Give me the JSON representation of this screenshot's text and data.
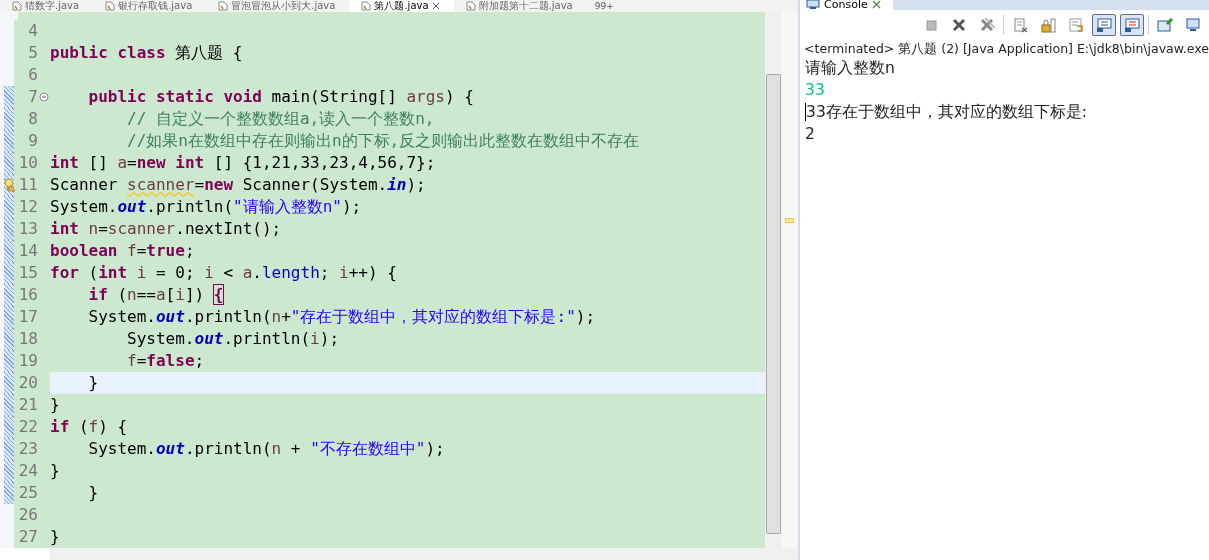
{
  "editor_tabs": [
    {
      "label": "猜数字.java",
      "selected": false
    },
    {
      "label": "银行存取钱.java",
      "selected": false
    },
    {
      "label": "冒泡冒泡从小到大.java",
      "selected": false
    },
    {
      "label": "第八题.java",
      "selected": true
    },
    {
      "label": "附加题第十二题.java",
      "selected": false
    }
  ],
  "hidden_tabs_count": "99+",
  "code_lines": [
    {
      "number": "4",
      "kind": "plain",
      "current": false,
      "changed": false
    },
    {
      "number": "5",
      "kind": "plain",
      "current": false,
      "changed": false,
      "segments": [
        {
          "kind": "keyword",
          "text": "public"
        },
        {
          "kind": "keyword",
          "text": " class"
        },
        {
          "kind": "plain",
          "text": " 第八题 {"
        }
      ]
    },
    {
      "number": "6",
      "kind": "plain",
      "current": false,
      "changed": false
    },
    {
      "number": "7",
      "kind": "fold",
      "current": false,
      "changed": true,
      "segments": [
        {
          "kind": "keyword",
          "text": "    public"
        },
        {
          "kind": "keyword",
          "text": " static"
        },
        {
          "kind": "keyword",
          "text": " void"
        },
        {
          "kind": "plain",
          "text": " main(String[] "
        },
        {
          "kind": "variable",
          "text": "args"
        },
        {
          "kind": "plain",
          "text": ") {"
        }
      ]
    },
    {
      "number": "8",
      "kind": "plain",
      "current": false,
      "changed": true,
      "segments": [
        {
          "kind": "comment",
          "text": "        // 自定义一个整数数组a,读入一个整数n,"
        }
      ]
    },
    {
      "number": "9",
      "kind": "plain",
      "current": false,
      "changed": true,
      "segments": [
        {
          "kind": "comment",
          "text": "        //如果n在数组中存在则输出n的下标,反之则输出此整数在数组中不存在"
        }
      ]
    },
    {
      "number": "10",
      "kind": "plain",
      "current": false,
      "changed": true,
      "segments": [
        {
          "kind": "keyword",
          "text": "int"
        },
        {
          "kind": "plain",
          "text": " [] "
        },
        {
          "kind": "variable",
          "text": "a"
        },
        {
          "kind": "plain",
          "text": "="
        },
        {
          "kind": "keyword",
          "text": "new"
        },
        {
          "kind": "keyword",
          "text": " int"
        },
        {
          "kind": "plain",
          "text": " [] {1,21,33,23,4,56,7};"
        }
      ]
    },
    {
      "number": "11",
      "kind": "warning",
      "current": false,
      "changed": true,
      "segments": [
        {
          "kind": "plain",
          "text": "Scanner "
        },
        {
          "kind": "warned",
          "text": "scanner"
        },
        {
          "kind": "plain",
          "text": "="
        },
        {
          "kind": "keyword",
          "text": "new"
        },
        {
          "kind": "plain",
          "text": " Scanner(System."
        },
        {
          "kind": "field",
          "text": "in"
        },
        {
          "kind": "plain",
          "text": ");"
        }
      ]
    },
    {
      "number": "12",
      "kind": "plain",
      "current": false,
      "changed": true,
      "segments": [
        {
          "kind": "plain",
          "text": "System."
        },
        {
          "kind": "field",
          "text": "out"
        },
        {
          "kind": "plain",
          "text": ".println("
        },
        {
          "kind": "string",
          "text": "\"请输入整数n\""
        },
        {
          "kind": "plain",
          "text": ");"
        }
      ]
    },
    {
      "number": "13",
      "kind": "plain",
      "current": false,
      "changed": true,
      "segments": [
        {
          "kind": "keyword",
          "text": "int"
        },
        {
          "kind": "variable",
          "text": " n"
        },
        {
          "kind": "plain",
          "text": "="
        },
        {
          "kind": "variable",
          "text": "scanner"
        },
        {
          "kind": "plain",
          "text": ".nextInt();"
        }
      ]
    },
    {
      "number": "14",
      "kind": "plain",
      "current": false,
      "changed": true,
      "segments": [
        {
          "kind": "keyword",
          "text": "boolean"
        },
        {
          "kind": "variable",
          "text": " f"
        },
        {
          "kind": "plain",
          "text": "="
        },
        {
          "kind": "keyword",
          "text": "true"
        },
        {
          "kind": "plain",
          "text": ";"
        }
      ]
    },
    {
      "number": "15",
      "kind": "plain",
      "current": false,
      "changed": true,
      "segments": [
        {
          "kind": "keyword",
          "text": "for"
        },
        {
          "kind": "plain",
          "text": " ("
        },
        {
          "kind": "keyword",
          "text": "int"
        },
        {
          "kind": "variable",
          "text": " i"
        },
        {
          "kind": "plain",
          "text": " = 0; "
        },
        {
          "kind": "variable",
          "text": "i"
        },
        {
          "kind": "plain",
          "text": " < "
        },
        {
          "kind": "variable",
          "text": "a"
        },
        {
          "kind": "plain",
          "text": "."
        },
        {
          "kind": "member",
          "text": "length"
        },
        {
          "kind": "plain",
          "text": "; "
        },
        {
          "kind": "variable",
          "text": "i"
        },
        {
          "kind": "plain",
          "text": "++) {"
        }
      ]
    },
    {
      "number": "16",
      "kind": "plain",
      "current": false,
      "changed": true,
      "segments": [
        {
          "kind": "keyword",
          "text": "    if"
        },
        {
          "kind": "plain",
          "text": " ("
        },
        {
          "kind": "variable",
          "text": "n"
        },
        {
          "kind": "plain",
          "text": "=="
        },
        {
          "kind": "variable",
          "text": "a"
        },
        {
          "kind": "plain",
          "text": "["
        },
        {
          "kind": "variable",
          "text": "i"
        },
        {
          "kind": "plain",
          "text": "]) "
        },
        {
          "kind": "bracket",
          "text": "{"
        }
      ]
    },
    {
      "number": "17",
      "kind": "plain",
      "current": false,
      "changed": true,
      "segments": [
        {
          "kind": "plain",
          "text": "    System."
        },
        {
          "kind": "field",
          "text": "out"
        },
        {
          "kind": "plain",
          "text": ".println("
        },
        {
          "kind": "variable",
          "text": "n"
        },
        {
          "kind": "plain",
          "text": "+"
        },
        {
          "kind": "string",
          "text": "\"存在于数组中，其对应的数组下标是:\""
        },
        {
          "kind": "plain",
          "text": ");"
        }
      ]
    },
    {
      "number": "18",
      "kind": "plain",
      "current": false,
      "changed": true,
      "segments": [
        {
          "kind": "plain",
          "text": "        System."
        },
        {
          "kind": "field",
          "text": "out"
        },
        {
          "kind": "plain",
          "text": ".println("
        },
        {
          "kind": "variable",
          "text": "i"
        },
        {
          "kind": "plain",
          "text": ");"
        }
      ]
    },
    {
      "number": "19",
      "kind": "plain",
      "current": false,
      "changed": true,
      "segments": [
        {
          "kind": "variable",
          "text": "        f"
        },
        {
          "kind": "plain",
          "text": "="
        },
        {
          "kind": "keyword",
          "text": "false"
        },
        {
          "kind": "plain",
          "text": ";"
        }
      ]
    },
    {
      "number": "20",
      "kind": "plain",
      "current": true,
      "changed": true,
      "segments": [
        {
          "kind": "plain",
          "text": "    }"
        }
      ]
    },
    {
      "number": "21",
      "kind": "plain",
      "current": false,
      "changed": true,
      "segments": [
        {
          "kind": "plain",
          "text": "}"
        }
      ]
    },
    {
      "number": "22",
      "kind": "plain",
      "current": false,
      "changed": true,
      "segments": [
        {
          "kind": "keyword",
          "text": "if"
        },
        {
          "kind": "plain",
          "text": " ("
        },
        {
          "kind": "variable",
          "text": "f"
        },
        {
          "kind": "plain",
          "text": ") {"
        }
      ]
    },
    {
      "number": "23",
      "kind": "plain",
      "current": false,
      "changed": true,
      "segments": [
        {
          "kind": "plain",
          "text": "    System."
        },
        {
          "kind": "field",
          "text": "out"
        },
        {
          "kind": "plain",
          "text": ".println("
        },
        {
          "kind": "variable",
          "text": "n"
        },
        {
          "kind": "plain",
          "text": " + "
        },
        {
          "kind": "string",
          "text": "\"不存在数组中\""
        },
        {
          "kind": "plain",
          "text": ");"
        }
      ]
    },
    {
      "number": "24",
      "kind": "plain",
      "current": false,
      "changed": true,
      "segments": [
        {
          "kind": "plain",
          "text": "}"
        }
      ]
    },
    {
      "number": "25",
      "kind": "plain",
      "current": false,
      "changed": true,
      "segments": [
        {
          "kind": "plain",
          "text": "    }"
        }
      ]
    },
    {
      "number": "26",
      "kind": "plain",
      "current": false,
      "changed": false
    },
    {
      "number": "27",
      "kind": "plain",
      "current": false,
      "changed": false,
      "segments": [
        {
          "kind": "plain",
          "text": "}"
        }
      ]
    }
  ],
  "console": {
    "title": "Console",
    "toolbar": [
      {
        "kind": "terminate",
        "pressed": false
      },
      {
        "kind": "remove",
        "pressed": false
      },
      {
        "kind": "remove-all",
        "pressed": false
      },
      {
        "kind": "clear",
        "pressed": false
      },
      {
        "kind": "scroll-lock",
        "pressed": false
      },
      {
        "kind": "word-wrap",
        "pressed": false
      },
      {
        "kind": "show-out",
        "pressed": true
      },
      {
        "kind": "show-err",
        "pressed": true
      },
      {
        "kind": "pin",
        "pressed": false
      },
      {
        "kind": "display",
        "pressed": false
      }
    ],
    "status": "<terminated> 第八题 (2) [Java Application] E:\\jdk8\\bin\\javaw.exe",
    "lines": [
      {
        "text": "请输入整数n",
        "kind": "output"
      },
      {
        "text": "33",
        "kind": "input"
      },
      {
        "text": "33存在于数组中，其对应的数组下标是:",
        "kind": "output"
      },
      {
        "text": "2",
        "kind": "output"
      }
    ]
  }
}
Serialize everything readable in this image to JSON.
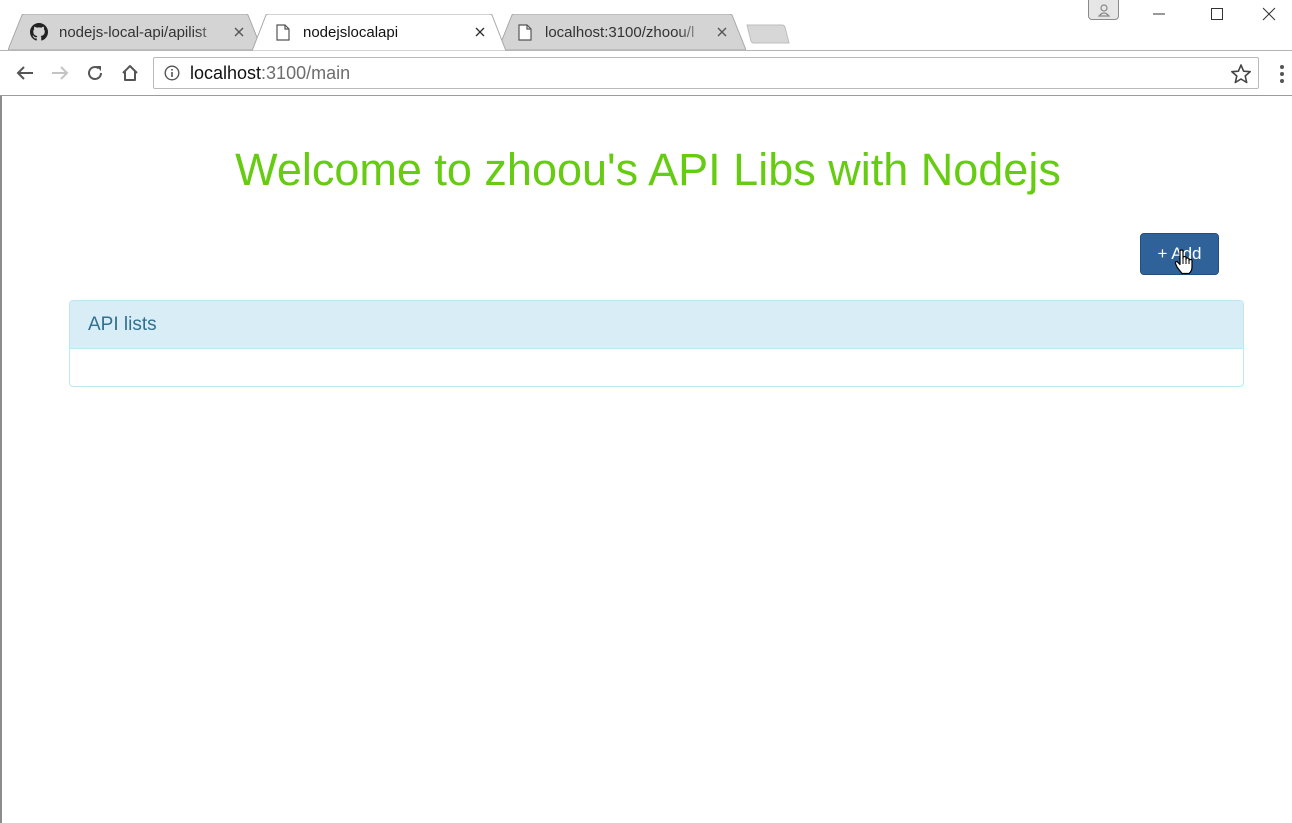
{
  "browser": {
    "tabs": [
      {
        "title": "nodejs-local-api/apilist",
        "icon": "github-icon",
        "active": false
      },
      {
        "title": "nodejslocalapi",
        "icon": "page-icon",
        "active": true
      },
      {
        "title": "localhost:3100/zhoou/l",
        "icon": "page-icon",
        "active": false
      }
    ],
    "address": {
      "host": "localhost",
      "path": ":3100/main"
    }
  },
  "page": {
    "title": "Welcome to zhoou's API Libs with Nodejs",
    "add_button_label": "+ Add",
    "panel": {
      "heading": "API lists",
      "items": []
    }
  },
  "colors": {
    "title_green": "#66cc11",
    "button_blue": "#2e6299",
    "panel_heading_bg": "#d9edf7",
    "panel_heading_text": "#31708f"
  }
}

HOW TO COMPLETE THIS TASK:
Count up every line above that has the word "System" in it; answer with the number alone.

TASK OUTPUT:
5